One of, if not the most defining moments of the 20th Century not just in the United States but also in the rest of the world was when a famous civil rights activist stood tall in front of 250,000 people on August 28th, 1963 and gave a resounding speech on human rights and an end to racism. The man in question certainly needs no introduction. Even though he ended up paying the ultimate price for his cause, his impact will never be forgotten.
Martin Luther King Jr. was a true hero; and where there is a hero, there is a villain. When you’re having a discussion about the worst hate groups to have ever existed in the history of planet earth, the infamous Ku Klux Klan surely should be one of the first to come to mind. The white supremacist group, mainly operating in the southern parts of the U.S, left a lot of chaos, destruction and death in their wake; the group represented the worst of humanity in unimaginable ways.
Alan Parker’s 1988 drama thriller ‘Mississippi Burning‘ is a film that perfectly portrays the horrors that the group caused to helpless African Americans; it would be an understatement to say that it is one of the most cathartic movies I have ever seen. The plot basically revolves around a pair of FBI agents in Rupert Anderson (Gene Hackman) and Alan Ward (Willem Dafoe) who are assigned to the fictional Jessup County, Mississippi to investigate the disappearance of three civil rights workers. The investigation, however, is met with hostility by the town’s residents, local police, and of course, the Ku Klux Klan.
Over the course of the film, the FBI agents get to see the devastation that the KKK are causing and each time, the devastation elicits an authentic emotional reaction from Anderson and Ward.
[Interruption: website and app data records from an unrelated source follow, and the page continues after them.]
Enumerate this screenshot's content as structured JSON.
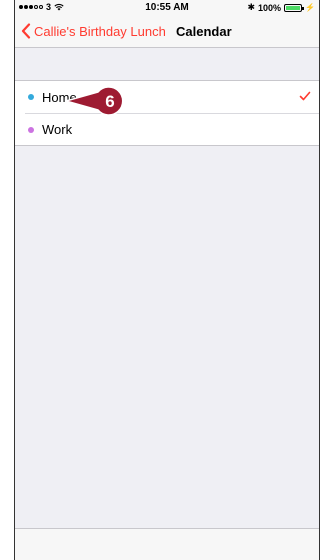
{
  "status_bar": {
    "carrier": "3",
    "time": "10:55 AM",
    "bluetooth_icon": "bluetooth-icon",
    "battery": "100%"
  },
  "nav": {
    "back_label": "Callie's Birthday Lunch",
    "title": "Calendar",
    "accent_color": "#ff3b30"
  },
  "calendars": [
    {
      "label": "Home",
      "dot_color": "#34aadc",
      "selected": true
    },
    {
      "label": "Work",
      "dot_color": "#cc73e1",
      "selected": false
    }
  ],
  "callout": {
    "number": "6",
    "color": "#9e1b32"
  }
}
There comes a time when the situation gets very personal with Anderson after one of the suspected KKK members they had been closely monitoring, Deputy Clinton Bell of the Sherriff’s office, brutally attacks his wife after realising she had been in bed with Anderson. It’s a situation that culminates to a barbershop where Anderson surprises Deputy Bell and well… here’s a clip of what transpires.
Admittedly, I haven’t watched much of Gene Hackman over the years but this scene just summarizes the high degree of his acting capabilities. The scene pretty much looks real in every single way; from the razor blade cuts to the beating and scolding and that’s why I loved it. As an audience member, you can feel the tension in the barber shop especially from the perspective of Willem Dafoe’s character who could only look on. The tension is perfectly complimented by the anger and ferocity of Anderson as he mercilessly harasses the Deputy both physically and emotionally. The scene’s icing on the cake of course was that final shot of a Bell spinning on the chair after getting the ‘Anderson treatment’; a testament to Alan Parker’s incredible direction as well.